Today’s Health Sciences Entrepreneurs are full of ideas, passion, visions and dreams to help improve the world we collectively share.
As I witness the evolving entrepreneurial landscape first hand, and reflect on the resources young entrepreneurs have available to them now, there is one thing that remains constant. The constant is that successful entrepreneurs effectively leverage environments of continuing education, hard work and mentorship as they look to pave an efficient and successful path ahead.
In just a few years there will be an entire graduating class entering the workforce who know nothing other than a world that includes Google. Today’s entrepreneurs have an affinity for information & data and have access to infinite amounts of both that when leveraged correctly, and applied to their ideas, can result in some of the world’s greatest new ventures.
As an entrepreneur myself, and now a mentor to some of today’s budding entrepreneurs, I look back and see how entrepreneurship wasn’t something that was in the cards growing up, in fact, it was perceived to be an “alternative route” if we wanted to pursue the idea of starting a company.
Instead, we were focused on our careers and our professions.
10 years ago I founded Northeastern University’s Health Sciences Entrepreneurs Program for two main reasons. The first, as a way to give back to the Northeastern community that had given me many of the resources I needed to be in the position I am today. And the second, to provide entrepreneurs with an intimate setting to access valuable sources of continuing education, from like-minded individuals, who have already walked a million miles in their shoes.
Over the last 10 years the program has flourished, with more than 40 companies being successfully mentored. The success of our program, and our ability to withstand the test of time, is due in large part to the four pillars at the core our mission and our approach to entrepreneurial mentoring. These four pillars are agnostic of the generation in which your entrepreneurial journey is traveling through:
Our ability as a program to adapt to the evolving venture is also a testament to the contributions of our successful, dedicated and selfless mentors who are committed to the program’s pillars and also to the Northeastern University community.
Without our mentors selfless desire to give back, and in turn, pay forward the lessons of success each has gleaned through their own entrepreneurial journey, we wouldn’t be in the position we are today; A position that has been proven to withstand the test of time and continue to provide new entrepreneurs with the resources and education needed to become successful and efficient in their own entrepreneurial journeys.
As The Health Sciences Entrepreneurs Program looks to the future, and is mindful of the generation gap and the evolving entrepreneurial landscape, we need to remain true to our pillars.
As I see it though, there is one pillar in particular that will become more critical to focus on going forward as we “mind the gap” between when we were new entrepreneurs, and the entrepreneurs of today and tomorrow.
That pillar is funding.
There are more angel investment groups now than there have ever been before and there are also more ideas, and more prospective entrepreneurs, than ever before.
This paradigm shift in the entrepreneurial landscape has created a truly competitive market where no single producer and no single consumer can dictate how the market will operate.

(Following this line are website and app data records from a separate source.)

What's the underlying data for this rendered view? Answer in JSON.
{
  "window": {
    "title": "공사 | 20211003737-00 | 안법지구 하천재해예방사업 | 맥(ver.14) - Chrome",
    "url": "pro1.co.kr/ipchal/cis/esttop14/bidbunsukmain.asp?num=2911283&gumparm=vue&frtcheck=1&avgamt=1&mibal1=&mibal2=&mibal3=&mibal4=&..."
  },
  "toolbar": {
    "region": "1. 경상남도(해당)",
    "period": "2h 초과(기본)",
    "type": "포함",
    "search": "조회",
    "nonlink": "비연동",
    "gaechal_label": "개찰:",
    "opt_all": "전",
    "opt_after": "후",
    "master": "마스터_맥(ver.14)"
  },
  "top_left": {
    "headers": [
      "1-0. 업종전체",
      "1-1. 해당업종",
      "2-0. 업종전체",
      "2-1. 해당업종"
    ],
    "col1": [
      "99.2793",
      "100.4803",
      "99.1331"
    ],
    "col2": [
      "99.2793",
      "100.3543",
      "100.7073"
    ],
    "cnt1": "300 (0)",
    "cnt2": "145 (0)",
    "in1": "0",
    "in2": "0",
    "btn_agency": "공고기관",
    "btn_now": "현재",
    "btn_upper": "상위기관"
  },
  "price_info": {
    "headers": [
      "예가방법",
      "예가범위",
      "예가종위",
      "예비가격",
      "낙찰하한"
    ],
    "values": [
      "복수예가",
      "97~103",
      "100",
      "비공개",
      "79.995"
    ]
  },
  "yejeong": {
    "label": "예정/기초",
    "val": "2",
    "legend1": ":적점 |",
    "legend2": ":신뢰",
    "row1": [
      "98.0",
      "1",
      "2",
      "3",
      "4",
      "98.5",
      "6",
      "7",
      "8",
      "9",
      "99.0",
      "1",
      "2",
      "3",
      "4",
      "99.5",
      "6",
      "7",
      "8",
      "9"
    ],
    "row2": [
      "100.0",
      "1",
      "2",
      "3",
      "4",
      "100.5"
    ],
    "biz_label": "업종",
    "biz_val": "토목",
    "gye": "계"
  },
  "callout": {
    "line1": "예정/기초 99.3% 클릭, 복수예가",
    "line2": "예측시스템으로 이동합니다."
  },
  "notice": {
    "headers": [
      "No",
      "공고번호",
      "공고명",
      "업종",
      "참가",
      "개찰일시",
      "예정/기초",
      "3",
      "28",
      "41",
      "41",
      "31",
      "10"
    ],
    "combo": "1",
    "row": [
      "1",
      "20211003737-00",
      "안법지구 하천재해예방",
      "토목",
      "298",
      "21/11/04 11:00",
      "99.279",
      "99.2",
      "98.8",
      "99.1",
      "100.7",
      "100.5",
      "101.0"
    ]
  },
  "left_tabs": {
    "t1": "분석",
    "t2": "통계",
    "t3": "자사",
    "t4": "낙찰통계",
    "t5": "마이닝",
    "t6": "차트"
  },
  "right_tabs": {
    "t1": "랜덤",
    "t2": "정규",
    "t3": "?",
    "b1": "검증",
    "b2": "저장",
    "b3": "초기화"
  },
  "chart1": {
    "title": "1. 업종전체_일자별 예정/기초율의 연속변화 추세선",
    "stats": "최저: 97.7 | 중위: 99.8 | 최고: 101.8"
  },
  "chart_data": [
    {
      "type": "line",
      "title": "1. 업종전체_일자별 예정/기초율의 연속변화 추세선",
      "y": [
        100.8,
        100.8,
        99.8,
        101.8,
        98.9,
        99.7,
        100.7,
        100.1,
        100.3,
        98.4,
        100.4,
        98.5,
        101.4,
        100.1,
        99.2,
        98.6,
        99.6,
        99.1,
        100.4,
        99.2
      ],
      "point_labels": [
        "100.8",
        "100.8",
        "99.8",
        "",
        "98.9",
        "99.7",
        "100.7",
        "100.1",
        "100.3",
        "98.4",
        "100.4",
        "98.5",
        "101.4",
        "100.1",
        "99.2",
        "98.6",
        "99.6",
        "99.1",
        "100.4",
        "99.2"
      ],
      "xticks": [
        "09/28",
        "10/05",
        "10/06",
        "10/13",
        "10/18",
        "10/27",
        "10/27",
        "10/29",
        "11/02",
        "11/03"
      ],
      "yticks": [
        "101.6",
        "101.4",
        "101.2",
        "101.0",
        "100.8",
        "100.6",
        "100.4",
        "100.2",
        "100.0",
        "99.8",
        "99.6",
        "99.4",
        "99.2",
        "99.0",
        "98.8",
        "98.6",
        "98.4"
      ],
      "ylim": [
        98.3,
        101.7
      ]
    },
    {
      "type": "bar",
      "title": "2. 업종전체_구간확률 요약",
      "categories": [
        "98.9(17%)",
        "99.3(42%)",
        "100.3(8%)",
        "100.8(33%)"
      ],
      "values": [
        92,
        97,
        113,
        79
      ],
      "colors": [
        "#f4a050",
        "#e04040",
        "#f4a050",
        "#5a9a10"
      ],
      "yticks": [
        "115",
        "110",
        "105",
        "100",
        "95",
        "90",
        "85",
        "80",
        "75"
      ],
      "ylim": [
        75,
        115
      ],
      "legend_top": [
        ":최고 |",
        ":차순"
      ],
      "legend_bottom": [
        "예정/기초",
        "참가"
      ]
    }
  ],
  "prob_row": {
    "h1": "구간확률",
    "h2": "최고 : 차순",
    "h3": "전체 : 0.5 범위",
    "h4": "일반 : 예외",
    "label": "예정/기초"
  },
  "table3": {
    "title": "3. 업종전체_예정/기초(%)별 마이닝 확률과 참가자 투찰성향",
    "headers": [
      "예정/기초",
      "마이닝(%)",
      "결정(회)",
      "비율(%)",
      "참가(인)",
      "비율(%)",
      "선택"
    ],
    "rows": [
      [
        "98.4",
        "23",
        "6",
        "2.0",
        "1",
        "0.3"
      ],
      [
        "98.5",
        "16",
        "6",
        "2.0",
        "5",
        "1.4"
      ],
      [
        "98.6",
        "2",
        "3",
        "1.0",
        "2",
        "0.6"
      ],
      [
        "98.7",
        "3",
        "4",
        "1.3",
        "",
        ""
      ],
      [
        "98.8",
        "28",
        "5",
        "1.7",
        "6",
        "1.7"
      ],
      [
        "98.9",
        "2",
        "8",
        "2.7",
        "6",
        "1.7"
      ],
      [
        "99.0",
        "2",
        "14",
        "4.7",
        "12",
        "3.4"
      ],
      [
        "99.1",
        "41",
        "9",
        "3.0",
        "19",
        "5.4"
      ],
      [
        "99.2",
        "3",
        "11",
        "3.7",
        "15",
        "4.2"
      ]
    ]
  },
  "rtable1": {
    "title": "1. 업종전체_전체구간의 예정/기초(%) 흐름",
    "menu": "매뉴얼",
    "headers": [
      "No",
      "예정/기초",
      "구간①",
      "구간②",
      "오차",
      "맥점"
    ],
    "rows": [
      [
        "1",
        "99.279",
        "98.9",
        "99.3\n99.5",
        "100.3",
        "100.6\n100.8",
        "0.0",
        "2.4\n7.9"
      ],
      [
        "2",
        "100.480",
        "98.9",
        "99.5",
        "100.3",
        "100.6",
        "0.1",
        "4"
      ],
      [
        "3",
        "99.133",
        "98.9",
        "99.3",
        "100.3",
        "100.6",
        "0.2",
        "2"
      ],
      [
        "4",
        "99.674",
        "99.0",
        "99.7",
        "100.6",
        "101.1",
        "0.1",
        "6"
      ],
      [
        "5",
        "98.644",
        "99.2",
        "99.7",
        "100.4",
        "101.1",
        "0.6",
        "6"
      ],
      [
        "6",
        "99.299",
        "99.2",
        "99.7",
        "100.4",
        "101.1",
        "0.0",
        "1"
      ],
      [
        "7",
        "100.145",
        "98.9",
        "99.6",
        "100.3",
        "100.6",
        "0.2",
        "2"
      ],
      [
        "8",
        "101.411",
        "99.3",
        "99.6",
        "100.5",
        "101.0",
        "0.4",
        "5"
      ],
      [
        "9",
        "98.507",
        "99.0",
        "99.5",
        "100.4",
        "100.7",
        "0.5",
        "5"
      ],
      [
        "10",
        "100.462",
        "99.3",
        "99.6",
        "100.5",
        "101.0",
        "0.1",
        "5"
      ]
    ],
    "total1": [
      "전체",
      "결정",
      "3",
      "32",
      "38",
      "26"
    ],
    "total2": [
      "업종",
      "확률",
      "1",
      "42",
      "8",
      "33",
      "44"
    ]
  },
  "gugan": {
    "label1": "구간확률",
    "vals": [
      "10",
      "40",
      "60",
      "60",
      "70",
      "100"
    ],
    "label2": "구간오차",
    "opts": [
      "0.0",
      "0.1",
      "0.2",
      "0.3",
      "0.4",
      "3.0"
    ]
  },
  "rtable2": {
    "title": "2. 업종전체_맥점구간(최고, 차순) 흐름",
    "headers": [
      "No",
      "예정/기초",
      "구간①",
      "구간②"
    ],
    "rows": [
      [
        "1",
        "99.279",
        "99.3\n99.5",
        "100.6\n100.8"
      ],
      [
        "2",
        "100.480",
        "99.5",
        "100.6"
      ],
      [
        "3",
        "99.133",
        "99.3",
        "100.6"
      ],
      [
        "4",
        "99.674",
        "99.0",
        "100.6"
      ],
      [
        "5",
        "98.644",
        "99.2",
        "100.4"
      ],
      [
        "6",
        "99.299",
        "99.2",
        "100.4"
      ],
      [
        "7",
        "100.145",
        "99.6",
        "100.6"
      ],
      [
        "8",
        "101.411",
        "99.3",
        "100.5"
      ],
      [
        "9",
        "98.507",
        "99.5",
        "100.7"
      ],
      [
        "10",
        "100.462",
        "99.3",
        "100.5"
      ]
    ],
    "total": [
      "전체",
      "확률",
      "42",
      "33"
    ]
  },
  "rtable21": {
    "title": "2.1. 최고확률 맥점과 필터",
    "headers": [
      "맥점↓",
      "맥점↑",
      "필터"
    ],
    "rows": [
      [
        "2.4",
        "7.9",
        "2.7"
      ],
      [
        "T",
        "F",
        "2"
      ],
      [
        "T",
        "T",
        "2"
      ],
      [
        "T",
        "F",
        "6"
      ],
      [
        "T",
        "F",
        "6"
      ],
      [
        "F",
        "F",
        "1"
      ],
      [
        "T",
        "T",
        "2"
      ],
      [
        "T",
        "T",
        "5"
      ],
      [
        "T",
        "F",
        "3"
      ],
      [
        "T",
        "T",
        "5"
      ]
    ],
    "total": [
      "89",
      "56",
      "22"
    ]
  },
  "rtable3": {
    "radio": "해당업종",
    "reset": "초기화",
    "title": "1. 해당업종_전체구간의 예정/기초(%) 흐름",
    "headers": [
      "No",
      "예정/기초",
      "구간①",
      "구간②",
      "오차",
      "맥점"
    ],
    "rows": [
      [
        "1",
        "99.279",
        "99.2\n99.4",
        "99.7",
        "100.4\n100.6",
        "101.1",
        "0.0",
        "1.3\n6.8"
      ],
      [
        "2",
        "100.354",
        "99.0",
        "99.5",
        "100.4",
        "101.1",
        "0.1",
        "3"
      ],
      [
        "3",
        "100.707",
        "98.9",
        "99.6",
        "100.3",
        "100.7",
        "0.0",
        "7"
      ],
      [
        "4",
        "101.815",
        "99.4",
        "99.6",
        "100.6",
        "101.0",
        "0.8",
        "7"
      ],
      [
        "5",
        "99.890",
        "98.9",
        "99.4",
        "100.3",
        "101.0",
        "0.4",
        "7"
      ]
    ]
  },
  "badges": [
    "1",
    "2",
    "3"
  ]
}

The competition for investors’ dollars is fierce and we as mentors, friends and community members need to place a greater emphasis on funding and look for ways to expand opportunities in this area to the new entrepreneurs and the younger companies in our community.
Helping our communities’ entrepreneurs gain a leg up on their competition by providing exceptional education, resources and opportunities in this area of funding, to help differentiate them from the larger competitive market, is something that we need to insight action around.
In the same regard which I identified the need for education more than 10 years ago, and founded this group on the premise that education from like minded individuals was paramount to the success of new entrepreneurs, we must not forget the students of tomorrow and the differing education that they will need to leave their footprints on the world with their successful new ventures.
As mentors we must look to each other and work together to better understand the needs of the millennial generation and find new ways to impart our collective wisdom on tomorrow’s youth while still sharing the advice and guidance that has made each of us successful at the ventures we have guided through our journey.
If you’ve ever ridden the subway in London, or “the Tube” as they affectionately refer to it as, you will see that as you step from the landing platform onto the subway car, a sign that reads, “Mind the Gap.” The sign is not new, nor is the subway system, but yet the sign remains there to help those traveling avoid any missteps or stumbles as they go from point A to point B.
As mentors we must be the ones to mind the gap between the generation we became entrepreneurs in and the generation that is getting their start now. We must remember the four pillars that this group was founded on and help mentor our students so that they don’t stumble on their way from point A to point B.